Mass Curve AnalysisDetermination of reservoir capacity for a known yieldDetermination of yield from a known reservoir capacity
Sequent Peak AnalysisOperation StudyOther Approaches in Capacity Determination
Reservoir Sedimentation
CVE 471 Water Resources Engineering 36/39
2. 2. RESERVOIRSRESERVOIRS
Reservoir Sedimentation
River carry some suspended sediment and move the larger solids along the stream bed (bed load).Suspended sediment and bed load are deposited as a delta at the head of the reservoir. Reservoir sedimentation directly affects the lifetime of a dam.However, mechanics of reservoir sedimentation is highly complicated.Therefore, in practice, sediment load measurement are carried out in streams and calibration curve (stream discharge, Q – suspenedload, Qs) is developed.The United States Bureau of Reclamation (USBR) recommends a sampling period of at least 5 years.
CVE 471 Water Resources Engineering 37/39
2. 2. RESERVOIRSRESERVOIRS
Reservoir Sedimentation

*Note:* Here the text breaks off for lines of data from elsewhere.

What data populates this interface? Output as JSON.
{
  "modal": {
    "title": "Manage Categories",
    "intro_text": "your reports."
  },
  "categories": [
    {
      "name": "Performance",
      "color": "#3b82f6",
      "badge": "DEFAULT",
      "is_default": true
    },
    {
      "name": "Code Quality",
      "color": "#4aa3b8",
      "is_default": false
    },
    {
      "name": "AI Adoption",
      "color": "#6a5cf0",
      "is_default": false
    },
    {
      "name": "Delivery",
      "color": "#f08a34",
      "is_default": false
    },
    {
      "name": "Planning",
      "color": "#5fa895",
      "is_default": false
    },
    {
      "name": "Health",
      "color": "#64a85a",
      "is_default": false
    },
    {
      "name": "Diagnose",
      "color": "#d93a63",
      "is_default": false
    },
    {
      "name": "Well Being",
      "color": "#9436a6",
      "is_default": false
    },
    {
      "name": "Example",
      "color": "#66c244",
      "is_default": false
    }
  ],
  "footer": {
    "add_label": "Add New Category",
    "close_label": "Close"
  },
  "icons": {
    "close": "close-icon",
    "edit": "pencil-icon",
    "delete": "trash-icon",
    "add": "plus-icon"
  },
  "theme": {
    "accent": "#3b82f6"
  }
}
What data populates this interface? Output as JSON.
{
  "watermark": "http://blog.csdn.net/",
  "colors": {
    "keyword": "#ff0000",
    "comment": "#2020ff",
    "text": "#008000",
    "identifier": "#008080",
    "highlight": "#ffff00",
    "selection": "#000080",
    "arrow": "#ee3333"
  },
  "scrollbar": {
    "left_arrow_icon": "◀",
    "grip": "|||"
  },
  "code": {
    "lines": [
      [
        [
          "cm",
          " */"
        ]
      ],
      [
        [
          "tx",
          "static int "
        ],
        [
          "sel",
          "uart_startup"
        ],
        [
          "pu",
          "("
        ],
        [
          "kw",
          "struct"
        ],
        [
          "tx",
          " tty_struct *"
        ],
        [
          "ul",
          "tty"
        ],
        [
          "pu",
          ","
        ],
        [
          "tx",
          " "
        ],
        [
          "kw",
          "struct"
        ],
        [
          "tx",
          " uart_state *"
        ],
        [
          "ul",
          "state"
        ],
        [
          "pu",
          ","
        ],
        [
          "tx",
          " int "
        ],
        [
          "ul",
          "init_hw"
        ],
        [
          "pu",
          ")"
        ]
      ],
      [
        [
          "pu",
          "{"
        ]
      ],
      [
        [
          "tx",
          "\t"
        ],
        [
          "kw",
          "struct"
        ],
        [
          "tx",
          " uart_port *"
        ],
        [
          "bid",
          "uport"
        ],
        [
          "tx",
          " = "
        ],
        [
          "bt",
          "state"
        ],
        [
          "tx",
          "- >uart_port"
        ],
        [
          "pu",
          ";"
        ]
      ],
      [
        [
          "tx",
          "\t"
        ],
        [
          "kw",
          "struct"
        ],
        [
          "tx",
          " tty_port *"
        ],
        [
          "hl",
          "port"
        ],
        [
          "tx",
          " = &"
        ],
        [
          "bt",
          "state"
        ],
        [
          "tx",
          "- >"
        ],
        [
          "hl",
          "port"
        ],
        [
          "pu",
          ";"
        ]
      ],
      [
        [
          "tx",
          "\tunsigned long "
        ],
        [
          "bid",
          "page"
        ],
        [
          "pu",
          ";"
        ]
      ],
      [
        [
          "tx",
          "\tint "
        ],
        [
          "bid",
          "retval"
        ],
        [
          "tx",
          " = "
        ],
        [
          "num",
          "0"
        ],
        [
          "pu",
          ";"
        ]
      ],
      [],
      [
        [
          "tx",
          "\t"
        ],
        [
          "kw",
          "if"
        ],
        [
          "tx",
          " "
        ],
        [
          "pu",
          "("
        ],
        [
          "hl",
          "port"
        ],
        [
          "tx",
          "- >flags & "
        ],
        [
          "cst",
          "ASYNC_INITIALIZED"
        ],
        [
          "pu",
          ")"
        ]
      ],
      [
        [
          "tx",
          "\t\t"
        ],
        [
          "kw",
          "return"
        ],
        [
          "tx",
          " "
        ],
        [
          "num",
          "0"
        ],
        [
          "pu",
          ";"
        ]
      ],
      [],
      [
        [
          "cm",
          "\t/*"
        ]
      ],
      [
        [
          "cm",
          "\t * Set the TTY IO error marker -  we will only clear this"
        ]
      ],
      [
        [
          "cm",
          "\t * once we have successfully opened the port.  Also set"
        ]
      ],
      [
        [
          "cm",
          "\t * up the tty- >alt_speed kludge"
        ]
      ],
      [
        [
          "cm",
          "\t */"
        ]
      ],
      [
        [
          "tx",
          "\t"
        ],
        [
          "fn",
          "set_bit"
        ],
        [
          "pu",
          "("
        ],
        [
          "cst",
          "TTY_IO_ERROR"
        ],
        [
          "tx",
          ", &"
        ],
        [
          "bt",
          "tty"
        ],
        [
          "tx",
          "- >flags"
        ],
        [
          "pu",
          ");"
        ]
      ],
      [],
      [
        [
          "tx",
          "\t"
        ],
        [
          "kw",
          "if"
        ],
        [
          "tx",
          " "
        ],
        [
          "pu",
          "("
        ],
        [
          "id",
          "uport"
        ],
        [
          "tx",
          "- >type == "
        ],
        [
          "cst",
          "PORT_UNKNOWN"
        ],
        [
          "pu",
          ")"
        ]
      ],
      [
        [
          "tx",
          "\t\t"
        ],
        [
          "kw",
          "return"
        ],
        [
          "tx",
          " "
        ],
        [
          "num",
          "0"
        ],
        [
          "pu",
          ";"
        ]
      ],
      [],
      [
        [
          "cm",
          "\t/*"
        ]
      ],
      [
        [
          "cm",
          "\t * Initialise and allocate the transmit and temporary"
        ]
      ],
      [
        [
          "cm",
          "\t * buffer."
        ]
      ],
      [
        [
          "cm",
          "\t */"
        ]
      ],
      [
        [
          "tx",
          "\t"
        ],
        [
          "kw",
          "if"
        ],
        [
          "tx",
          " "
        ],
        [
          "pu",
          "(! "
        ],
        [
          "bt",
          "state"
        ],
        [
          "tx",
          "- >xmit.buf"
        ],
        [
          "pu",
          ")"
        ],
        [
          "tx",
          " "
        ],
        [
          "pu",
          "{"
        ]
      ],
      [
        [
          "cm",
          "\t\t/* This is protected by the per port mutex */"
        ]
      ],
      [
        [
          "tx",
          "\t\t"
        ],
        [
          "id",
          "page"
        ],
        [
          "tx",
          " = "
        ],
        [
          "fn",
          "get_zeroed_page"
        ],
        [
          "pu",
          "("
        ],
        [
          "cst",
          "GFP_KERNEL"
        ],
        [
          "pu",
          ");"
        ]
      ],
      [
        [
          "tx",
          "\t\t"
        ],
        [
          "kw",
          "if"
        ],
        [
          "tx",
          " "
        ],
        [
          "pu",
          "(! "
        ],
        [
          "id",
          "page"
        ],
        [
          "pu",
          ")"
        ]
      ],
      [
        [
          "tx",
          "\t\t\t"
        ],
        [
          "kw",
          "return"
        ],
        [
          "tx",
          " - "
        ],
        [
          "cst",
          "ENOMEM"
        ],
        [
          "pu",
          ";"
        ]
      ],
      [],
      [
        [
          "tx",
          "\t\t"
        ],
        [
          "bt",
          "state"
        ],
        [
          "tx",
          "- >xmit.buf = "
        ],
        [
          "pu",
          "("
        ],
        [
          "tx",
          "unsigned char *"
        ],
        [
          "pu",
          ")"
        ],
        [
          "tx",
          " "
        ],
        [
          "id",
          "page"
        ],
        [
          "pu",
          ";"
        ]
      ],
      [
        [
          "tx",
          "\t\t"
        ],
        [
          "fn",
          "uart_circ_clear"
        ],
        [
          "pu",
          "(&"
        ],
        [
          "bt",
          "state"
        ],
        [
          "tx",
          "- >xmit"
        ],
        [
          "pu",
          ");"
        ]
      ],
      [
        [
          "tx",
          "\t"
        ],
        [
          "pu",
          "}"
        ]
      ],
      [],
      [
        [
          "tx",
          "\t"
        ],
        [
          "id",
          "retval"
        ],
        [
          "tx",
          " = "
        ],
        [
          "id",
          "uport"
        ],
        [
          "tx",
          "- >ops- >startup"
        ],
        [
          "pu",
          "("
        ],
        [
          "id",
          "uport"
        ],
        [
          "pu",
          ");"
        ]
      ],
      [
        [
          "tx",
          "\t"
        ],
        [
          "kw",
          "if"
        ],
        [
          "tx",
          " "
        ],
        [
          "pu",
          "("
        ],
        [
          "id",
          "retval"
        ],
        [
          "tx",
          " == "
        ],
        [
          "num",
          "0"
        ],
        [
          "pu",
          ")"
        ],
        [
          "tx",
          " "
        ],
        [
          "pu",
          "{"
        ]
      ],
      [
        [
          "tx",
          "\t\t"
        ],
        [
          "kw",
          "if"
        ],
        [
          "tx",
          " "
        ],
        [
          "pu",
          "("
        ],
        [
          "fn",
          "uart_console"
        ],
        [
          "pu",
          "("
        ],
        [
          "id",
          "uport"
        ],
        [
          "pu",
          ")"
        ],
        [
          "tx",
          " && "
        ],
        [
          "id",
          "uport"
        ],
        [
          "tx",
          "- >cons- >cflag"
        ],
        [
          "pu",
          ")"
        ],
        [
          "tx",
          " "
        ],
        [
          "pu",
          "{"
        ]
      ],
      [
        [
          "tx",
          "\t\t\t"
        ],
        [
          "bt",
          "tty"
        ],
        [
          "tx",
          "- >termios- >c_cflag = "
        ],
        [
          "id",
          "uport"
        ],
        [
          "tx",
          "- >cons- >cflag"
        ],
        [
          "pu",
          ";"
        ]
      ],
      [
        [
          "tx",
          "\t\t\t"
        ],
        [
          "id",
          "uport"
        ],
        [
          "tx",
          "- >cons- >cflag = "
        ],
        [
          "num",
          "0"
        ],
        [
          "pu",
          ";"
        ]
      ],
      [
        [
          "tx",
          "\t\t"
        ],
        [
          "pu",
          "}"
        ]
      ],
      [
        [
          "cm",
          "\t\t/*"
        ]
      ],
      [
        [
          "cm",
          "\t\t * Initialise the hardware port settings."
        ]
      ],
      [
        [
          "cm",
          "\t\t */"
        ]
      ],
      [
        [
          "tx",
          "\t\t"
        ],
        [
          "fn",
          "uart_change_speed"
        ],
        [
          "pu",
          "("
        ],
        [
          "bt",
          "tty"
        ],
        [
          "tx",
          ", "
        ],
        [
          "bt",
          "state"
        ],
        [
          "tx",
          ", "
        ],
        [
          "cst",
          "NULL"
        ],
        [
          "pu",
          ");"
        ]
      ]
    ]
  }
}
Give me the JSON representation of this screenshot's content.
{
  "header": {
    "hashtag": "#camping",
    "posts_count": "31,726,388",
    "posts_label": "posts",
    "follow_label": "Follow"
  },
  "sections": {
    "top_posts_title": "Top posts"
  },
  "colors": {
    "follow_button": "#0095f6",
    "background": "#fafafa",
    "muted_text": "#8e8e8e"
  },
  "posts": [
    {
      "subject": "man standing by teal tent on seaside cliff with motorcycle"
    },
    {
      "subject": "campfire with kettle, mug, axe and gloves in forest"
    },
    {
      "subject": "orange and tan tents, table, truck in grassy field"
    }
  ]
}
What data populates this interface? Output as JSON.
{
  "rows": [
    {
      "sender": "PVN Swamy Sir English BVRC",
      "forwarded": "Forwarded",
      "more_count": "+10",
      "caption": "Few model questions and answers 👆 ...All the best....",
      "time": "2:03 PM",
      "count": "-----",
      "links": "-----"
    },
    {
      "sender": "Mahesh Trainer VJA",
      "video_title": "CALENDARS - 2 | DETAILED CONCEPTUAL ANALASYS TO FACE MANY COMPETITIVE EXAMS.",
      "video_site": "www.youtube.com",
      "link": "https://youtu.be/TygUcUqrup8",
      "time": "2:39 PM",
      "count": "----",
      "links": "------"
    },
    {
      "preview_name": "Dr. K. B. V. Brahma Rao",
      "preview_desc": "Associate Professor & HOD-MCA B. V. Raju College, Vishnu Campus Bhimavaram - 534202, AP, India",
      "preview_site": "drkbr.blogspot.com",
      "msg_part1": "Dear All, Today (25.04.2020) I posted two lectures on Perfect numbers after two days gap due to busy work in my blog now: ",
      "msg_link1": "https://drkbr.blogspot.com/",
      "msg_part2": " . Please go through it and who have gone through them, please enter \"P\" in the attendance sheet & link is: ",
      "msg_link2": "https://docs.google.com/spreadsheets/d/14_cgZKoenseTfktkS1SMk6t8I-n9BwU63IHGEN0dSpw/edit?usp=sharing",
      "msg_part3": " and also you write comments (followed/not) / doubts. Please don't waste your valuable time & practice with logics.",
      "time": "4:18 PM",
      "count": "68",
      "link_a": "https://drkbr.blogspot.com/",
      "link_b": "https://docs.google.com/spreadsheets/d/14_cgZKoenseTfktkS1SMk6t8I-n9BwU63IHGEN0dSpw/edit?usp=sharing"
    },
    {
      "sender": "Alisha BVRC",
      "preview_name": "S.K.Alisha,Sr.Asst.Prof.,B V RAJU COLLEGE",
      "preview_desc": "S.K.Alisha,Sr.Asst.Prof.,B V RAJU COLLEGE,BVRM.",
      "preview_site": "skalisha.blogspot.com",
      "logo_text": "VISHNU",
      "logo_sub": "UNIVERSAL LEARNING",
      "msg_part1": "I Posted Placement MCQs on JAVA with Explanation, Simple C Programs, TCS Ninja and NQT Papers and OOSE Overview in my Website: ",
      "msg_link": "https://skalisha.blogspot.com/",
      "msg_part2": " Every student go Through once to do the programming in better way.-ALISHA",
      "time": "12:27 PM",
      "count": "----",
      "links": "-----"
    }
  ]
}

By examining the basin data of 16 different dams in Turkey, Göğüş and Yalçınkaya (1992) recommended the following best-fit equation for the annual sediment yield having a correlation coefficient of 0.89:
where Y: the mean annual sediment yield (m3).Ad : the drainage area (km2).
953.026.1906 dAY =
(continued)
CVE 471 Water Resources Engineering 38/39
2. 2. RESERVOIRSRESERVOIRS
Reservoir Sedimentation
Trap Efficiency: The percentage of the inflowing sediment which is retained in a reservoir.
Trap efficiency is a function of the ratio of the reservoir capacity to total inflow.
The trap efficiency of a reservoir decreases with age as the reservoir capacity is reduced by sediment accumulation.
Actually, it is very difficult to predict the sediment accumulation almost zero accumulation during low flowsextremely large accumulation during floods
(continued)
CVE 471 Water Resources Engineering 39/39
2. 2. RESERVOIRSRESERVOIRS
Reservoir Sedimentation
In order to increase the lifetime of a reservoir, the rate and nature of sediment inflow to a reservoir can be controlled to a certainextend.
This may be accomplished by:using upstream sedimentation basins,providing vegetative screens,soil conservation methods, such as terraces, strip cropping, etc.use of upstream by-pass channels,design sluice gates at various levels to discharge suspended sediment,
Irrespective of how well the above measures are taken, all reservoirs are eventually filled with sediment. However, the filling period may be extended.
(continued)